++++ DATA UNDER STUDY ++++
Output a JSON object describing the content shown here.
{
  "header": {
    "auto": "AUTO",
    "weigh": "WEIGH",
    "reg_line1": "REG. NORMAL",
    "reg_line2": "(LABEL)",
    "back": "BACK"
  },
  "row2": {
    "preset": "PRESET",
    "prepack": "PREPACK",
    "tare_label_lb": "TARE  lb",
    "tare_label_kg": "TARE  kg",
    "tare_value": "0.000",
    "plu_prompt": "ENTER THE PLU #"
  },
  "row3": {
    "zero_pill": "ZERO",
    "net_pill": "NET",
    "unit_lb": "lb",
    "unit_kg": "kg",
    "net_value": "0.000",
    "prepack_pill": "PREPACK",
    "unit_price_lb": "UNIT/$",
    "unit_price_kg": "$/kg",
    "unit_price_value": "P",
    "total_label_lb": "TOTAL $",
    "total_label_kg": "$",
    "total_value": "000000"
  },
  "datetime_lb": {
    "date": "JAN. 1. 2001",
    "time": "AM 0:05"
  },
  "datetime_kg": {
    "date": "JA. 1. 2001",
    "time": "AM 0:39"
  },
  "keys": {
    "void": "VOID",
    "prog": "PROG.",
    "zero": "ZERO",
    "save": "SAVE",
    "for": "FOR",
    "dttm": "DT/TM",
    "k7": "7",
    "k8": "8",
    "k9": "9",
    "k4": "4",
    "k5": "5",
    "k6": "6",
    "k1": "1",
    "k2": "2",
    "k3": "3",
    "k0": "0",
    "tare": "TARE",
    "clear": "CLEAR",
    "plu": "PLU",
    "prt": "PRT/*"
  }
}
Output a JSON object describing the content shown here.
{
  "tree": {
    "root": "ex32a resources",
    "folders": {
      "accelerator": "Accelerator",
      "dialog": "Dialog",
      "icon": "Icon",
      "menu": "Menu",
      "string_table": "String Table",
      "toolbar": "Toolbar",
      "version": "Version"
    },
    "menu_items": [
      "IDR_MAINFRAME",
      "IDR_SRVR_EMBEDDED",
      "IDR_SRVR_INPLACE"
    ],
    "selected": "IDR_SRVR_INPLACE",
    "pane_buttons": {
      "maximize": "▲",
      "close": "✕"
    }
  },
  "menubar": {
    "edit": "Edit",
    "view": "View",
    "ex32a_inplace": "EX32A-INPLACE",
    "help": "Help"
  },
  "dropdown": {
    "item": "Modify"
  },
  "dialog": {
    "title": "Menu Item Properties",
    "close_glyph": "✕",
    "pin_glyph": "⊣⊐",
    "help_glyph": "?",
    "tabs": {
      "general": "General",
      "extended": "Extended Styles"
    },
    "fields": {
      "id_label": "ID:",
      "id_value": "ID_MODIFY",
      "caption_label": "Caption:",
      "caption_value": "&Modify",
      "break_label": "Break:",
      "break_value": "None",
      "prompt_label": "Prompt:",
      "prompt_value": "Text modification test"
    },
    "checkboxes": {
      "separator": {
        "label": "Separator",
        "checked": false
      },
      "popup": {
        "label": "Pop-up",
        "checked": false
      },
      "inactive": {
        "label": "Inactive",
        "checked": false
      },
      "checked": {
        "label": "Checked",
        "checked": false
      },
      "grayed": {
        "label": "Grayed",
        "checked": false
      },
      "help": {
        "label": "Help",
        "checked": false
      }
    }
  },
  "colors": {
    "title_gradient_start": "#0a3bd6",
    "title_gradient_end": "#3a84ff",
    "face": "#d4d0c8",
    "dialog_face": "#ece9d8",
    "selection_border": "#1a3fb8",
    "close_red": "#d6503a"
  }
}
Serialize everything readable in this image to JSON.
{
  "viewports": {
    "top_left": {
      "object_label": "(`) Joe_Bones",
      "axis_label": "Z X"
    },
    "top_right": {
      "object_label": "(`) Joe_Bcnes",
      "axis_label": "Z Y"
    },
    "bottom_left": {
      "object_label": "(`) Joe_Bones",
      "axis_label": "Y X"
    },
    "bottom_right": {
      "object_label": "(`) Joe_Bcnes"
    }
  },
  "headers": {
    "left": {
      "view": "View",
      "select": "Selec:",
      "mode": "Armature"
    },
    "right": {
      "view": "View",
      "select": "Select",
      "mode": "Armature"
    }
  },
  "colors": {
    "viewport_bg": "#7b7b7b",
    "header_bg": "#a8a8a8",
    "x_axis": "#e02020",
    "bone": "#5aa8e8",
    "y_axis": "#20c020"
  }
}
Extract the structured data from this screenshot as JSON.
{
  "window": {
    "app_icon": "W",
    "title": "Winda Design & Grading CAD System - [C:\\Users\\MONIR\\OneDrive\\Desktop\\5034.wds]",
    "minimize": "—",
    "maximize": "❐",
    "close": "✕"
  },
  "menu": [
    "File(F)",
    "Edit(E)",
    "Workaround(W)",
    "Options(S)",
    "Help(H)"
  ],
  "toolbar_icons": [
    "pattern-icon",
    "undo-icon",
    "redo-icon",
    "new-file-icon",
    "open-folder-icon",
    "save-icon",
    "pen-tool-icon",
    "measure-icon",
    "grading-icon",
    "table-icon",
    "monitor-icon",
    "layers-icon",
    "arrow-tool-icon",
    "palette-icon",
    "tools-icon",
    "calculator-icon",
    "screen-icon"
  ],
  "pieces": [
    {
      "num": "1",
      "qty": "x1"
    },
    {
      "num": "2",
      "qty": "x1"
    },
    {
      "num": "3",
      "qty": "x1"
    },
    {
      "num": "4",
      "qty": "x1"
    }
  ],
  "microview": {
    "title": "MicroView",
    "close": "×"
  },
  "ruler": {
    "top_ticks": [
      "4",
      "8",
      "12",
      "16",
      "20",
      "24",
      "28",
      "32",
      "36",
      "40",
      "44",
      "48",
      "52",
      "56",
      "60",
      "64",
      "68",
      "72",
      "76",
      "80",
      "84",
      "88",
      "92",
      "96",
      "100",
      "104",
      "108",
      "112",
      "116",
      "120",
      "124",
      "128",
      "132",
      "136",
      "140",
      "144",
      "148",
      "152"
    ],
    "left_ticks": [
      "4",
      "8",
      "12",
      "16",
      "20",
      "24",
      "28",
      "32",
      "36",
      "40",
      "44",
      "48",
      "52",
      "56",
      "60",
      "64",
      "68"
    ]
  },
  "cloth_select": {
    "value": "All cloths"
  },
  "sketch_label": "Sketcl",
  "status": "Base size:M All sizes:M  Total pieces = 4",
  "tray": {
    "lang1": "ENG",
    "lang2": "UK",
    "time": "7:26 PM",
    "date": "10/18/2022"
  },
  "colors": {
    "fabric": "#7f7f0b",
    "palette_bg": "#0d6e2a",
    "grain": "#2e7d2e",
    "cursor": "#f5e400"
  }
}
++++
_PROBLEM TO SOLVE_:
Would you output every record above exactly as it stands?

_OUTPUT_:
Output a JSON object describing the content shown here.
{
  "header": {
    "auto": "AUTO",
    "weigh": "WEIGH",
    "reg_line1": "REG. NORMAL",
    "reg_line2": "(LABEL)",
    "back": "BACK"
  },
  "row2": {
    "preset": "PRESET",
    "prepack": "PREPACK",
    "tare_label_lb": "TARE  lb",
    "tare_label_kg": "TARE  kg",
    "tare_value": "0.000",
    "plu_prompt": "ENTER THE PLU #"
  },
  "row3": {
    "zero_pill": "ZERO",
    "net_pill": "NET",
    "unit_lb": "lb",
    "unit_kg": "kg",
    "net_value": "0.000",
    "prepack_pill": "PREPACK",
    "unit_price_lb": "UNIT/$",
    "unit_price_kg": "$/kg",
    "unit_price_value": "P",
    "total_label_lb": "TOTAL $",
    "total_label_kg": "$",
    "total_value": "000000"
  },
  "datetime_lb": {
    "date": "JAN. 1. 2001",
    "time": "AM 0:05"
  },
  "datetime_kg": {
    "date": "JA. 1. 2001",
    "time": "AM 0:39"
  },
  "keys": {
    "void": "VOID",
    "prog": "PROG.",
    "zero": "ZERO",
    "save": "SAVE",
    "for": "FOR",
    "dttm": "DT/TM",
    "k7": "7",
    "k8": "8",
    "k9": "9",
    "k4": "4",
    "k5": "5",
    "k6": "6",
    "k1": "1",
    "k2": "2",
    "k3": "3",
    "k0": "0",
    "tare": "TARE",
    "clear": "CLEAR",
    "plu": "PLU",
    "prt": "PRT/*"
  }
}
Output a JSON object describing the content shown here.
{
  "tree": {
    "root": "ex32a resources",
    "folders": {
      "accelerator": "Accelerator",
      "dialog": "Dialog",
      "icon": "Icon",
      "menu": "Menu",
      "string_table": "String Table",
      "toolbar": "Toolbar",
      "version": "Version"
    },
    "menu_items": [
      "IDR_MAINFRAME",
      "IDR_SRVR_EMBEDDED",
      "IDR_SRVR_INPLACE"
    ],
    "selected": "IDR_SRVR_INPLACE",
    "pane_buttons": {
      "maximize": "▲",
      "close": "✕"
    }
  },
  "menubar": {
    "edit": "Edit",
    "view": "View",
    "ex32a_inplace": "EX32A-INPLACE",
    "help": "Help"
  },
  "dropdown": {
    "item": "Modify"
  },
  "dialog": {
    "title": "Menu Item Properties",
    "close_glyph": "✕",
    "pin_glyph": "⊣⊐",
    "help_glyph": "?",
    "tabs": {
      "general": "General",
      "extended": "Extended Styles"
    },
    "fields": {
      "id_label": "ID:",
      "id_value": "ID_MODIFY",
      "caption_label": "Caption:",
      "caption_value": "&Modify",
      "break_label": "Break:",
      "break_value": "None",
      "prompt_label": "Prompt:",
      "prompt_value": "Text modification test"
    },
    "checkboxes": {
      "separator": {
        "label": "Separator",
        "checked": false
      },
      "popup": {
        "label": "Pop-up",
        "checked": false
      },
      "inactive": {
        "label": "Inactive",
        "checked": false
      },
      "checked": {
        "label": "Checked",
        "checked": false
      },
      "grayed": {
        "label": "Grayed",
        "checked": false
      },
      "help": {
        "label": "Help",
        "checked": false
      }
    }
  },
  "colors": {
    "title_gradient_start": "#0a3bd6",
    "title_gradient_end": "#3a84ff",
    "face": "#d4d0c8",
    "dialog_face": "#ece9d8",
    "selection_border": "#1a3fb8",
    "close_red": "#d6503a"
  }
}
Serialize everything readable in this image to JSON.
{
  "viewports": {
    "top_left": {
      "object_label": "(`) Joe_Bones",
      "axis_label": "Z X"
    },
    "top_right": {
      "object_label": "(`) Joe_Bcnes",
      "axis_label": "Z Y"
    },
    "bottom_left": {
      "object_label": "(`) Joe_Bones",
      "axis_label": "Y X"
    },
    "bottom_right": {
      "object_label": "(`) Joe_Bcnes"
    }
  },
  "headers": {
    "left": {
      "view": "View",
      "select": "Selec:",
      "mode": "Armature"
    },
    "right": {
      "view": "View",
      "select": "Select",
      "mode": "Armature"
    }
  },
  "colors": {
    "viewport_bg": "#7b7b7b",
    "header_bg": "#a8a8a8",
    "x_axis": "#e02020",
    "bone": "#5aa8e8",
    "y_axis": "#20c020"
  }
}
Extract the structured data from this screenshot as JSON.
{
  "window": {
    "app_icon": "W",
    "title": "Winda Design & Grading CAD System - [C:\\Users\\MONIR\\OneDrive\\Desktop\\5034.wds]",
    "minimize": "—",
    "maximize": "❐",
    "close": "✕"
  },
  "menu": [
    "File(F)",
    "Edit(E)",
    "Workaround(W)",
    "Options(S)",
    "Help(H)"
  ],
  "toolbar_icons": [
    "pattern-icon",
    "undo-icon",
    "redo-icon",
    "new-file-icon",
    "open-folder-icon",
    "save-icon",
    "pen-tool-icon",
    "measure-icon",
    "grading-icon",
    "table-icon",
    "monitor-icon",
    "layers-icon",
    "arrow-tool-icon",
    "palette-icon",
    "tools-icon",
    "calculator-icon",
    "screen-icon"
  ],
  "pieces": [
    {
      "num": "1",
      "qty": "x1"
    },
    {
      "num": "2",
      "qty": "x1"
    },
    {
      "num": "3",
      "qty": "x1"
    },
    {
      "num": "4",
      "qty": "x1"
    }
  ],
  "microview": {
    "title": "MicroView",
    "close": "×"
  },
  "ruler": {
    "top_ticks": [
      "4",
      "8",
      "12",
      "16",
      "20",
      "24",
      "28",
      "32",
      "36",
      "40",
      "44",
      "48",
      "52",
      "56",
      "60",
      "64",
      "68",
      "72",
      "76",
      "80",
      "84",
      "88",
      "92",
      "96",
      "100",
      "104",
      "108",
      "112",
      "116",
      "120",
      "124",
      "128",
      "132",
      "136",
      "140",
      "144",
      "148",
      "152"
    ],
    "left_ticks": [
      "4",
      "8",
      "12",
      "16",
      "20",
      "24",
      "28",
      "32",
      "36",
      "40",
      "44",
      "48",
      "52",
      "56",
      "60",
      "64",
      "68"
    ]
  },
  "cloth_select": {
    "value": "All cloths"
  },
  "sketch_label": "Sketcl",
  "status": "Base size:M All sizes:M  Total pieces = 4",
  "tray": {
    "lang1": "ENG",
    "lang2": "UK",
    "time": "7:26 PM",
    "date": "10/18/2022"
  },
  "colors": {
    "fabric": "#7f7f0b",
    "palette_bg": "#0d6e2a",
    "grain": "#2e7d2e",
    "cursor": "#f5e400"
  }
}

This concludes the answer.